In the amended complaint recently filed in district court, updated school finance figures highlight the state’s funding problems. Currently, there is funding for fewer than half the English Language Learners working below grade level, and Colorado is almost $2000 below the national per pupil spending average. In addition, teacher salaries are lagging as is funding for other basic programs such as full-day kindergarten. The Colorado Department of Education estimates an overall $2.8 billion is needed to eliminate these shortfalls.

The plaintiffs in the suit scored a major victory last fall when the Colorado Supreme Court overturned two lower court decisions and ruled that the case can be heard in districts court. Lobato plaintiff attorney and Rural Trust board member Kathleen Gebhardt says she hopes the case will be tried next summer.

Read more:

Coverage of the districts joining the suit:

Summary of the amended complaint and summary of the case’s history, history, along with links to the complaint and previous decisions:

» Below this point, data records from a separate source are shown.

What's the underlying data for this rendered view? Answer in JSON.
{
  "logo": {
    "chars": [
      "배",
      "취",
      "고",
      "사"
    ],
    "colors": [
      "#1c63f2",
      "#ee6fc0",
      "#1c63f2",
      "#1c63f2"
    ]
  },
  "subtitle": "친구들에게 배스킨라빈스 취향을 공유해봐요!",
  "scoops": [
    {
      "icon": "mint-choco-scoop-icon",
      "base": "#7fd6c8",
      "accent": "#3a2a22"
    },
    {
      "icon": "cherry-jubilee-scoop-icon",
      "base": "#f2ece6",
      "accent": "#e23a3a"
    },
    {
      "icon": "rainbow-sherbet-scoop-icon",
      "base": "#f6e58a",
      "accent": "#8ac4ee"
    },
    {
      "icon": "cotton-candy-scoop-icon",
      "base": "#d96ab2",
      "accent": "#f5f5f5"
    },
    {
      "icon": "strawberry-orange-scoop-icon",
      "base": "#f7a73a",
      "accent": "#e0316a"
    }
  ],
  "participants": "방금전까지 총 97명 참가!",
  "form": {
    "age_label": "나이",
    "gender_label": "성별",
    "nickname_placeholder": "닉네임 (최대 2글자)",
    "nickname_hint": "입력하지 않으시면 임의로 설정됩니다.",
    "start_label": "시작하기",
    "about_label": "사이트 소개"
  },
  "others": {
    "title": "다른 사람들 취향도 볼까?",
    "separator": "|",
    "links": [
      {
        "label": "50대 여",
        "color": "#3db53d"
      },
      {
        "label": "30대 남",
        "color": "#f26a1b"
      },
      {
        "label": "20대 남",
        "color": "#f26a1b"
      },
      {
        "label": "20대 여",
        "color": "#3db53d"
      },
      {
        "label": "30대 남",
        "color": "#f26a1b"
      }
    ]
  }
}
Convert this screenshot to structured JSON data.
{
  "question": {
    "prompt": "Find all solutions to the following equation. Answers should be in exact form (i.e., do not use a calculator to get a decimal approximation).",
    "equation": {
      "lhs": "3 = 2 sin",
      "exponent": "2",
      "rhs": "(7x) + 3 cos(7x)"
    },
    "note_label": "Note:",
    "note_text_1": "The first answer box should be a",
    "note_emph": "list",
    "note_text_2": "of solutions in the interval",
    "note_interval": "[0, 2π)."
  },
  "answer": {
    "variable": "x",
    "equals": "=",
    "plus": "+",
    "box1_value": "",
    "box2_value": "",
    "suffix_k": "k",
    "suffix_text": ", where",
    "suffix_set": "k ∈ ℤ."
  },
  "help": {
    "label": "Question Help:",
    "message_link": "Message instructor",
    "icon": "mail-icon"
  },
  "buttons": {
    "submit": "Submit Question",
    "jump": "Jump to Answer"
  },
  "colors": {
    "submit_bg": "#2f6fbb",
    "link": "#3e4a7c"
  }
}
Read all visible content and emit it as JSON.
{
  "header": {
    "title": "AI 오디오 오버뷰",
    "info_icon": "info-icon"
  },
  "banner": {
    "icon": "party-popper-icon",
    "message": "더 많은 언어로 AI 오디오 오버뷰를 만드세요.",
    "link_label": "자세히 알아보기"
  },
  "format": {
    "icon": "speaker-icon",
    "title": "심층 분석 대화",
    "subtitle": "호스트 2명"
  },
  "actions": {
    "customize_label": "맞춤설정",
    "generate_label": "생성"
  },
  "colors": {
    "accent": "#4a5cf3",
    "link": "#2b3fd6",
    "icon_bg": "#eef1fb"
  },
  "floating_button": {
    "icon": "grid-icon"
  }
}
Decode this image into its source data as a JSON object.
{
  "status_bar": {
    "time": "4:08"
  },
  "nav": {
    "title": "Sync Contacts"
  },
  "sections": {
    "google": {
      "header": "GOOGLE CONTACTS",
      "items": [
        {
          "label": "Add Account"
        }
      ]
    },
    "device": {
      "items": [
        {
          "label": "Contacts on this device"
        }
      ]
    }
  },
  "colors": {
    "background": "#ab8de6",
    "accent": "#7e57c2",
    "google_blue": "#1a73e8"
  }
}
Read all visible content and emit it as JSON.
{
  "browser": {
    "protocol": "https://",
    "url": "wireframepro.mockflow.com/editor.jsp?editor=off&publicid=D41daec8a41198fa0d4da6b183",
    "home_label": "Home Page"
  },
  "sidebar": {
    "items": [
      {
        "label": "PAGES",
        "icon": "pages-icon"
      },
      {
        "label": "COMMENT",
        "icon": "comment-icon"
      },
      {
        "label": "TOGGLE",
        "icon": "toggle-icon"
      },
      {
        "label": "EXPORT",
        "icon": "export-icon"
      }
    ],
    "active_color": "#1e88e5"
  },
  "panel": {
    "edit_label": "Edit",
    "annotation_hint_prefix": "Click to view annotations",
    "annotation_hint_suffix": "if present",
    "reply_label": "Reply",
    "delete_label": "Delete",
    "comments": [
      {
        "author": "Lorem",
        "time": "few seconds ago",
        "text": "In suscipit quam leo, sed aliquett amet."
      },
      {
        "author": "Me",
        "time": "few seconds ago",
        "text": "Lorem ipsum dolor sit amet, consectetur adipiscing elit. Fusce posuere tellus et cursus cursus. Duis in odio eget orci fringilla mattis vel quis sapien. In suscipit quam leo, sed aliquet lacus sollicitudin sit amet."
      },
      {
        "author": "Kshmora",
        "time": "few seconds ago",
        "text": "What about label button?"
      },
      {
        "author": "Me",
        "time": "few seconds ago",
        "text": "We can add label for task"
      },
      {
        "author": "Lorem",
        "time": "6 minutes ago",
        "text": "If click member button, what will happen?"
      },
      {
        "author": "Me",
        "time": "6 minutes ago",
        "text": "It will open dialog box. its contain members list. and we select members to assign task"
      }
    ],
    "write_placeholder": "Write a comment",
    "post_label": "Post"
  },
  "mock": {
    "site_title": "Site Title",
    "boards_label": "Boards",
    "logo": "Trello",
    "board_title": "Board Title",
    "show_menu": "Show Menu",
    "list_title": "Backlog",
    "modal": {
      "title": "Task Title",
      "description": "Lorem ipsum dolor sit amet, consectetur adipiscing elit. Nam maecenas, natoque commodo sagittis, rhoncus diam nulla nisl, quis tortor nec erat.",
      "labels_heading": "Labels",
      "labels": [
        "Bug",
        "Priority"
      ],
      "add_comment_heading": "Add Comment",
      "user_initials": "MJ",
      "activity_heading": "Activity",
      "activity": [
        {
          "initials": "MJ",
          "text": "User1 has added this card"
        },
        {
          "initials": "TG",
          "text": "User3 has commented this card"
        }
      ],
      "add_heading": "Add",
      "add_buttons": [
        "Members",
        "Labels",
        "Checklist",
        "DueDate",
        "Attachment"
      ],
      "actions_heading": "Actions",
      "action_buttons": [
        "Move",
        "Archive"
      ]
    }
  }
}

Summary of MALDEF action on behalf of plaintiff-intervenors:

Read more from the March 2010 Rural Policy Matters.